> _WHAT NEEDS TO BE DONE_: Wherever the string "publisher" shows up in the records below, return that line.
-------- RAW DATA --------
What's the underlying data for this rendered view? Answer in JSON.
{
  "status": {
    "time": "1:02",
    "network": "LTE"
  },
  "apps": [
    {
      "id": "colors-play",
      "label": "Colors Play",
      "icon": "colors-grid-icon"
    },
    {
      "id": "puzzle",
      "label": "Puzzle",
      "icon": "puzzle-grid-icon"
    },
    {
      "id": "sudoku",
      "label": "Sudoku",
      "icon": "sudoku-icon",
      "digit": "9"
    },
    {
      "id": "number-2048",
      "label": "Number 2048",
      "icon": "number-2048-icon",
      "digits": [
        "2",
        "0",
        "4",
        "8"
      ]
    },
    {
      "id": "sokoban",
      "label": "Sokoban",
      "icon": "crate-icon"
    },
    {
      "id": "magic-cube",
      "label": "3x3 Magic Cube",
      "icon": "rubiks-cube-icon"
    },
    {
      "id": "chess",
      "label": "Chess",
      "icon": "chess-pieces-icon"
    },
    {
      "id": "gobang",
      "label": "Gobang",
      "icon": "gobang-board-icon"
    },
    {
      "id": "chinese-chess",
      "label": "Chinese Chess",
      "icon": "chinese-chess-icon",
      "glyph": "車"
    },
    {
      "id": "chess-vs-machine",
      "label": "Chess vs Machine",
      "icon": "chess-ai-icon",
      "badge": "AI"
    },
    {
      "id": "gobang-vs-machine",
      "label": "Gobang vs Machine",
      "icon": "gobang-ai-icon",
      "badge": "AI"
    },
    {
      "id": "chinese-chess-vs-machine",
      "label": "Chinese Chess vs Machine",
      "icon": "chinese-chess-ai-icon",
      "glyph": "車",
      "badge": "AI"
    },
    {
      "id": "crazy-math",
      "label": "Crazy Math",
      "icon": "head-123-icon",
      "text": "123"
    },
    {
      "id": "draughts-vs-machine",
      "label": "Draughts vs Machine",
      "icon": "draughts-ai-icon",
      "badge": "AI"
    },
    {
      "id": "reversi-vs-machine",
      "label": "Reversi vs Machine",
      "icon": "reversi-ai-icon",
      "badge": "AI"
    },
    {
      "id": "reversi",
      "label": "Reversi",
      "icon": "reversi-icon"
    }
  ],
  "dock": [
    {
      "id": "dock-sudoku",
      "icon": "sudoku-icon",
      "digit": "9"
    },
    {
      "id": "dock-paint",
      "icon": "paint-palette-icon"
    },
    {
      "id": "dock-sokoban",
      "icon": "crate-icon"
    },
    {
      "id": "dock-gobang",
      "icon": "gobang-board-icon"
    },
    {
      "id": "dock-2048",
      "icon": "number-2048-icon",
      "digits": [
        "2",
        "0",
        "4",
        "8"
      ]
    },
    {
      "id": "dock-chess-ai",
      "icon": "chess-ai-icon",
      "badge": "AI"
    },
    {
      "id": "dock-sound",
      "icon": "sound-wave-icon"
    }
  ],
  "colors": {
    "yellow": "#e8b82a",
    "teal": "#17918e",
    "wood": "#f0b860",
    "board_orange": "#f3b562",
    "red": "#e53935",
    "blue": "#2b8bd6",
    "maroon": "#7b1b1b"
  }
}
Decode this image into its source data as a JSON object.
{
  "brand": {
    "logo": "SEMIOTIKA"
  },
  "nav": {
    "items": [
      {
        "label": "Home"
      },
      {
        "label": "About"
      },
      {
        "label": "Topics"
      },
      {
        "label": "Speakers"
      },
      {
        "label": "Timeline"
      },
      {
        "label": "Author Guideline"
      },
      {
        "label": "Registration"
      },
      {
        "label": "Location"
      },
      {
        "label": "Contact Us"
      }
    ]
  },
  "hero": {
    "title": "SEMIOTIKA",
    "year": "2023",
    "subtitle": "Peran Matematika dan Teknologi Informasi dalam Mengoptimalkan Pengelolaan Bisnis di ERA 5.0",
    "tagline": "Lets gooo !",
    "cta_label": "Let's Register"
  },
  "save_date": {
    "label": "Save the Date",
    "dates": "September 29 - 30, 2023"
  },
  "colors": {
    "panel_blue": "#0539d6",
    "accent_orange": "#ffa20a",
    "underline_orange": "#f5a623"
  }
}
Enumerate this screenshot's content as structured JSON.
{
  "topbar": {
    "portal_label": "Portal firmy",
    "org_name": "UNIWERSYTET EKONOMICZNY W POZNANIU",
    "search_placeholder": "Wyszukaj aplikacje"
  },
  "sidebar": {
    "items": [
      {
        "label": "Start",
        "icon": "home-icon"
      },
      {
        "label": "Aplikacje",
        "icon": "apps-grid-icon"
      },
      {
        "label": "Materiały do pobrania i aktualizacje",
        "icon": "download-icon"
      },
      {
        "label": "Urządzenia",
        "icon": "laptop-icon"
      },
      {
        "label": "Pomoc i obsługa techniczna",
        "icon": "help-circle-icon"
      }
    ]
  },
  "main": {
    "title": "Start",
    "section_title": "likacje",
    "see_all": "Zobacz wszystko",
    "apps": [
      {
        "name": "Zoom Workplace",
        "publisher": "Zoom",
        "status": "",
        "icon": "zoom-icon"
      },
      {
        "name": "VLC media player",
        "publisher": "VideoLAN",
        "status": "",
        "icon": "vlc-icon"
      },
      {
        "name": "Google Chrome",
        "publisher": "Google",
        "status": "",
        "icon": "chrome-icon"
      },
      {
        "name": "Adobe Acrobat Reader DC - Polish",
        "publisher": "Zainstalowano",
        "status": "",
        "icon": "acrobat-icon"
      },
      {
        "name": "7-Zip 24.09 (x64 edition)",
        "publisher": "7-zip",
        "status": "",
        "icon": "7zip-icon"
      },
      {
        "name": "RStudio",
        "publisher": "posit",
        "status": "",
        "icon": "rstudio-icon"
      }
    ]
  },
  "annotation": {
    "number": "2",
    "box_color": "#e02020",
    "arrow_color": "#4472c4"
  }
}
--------
> _RESULT OF THIS EXERCISE_:
        "publisher": "Zoom",
        "publisher": "VideoLAN",
        "publisher": "Google",
        "publisher": "Zainstalowano",
        "publisher": "7-zip",
        "publisher": "posit",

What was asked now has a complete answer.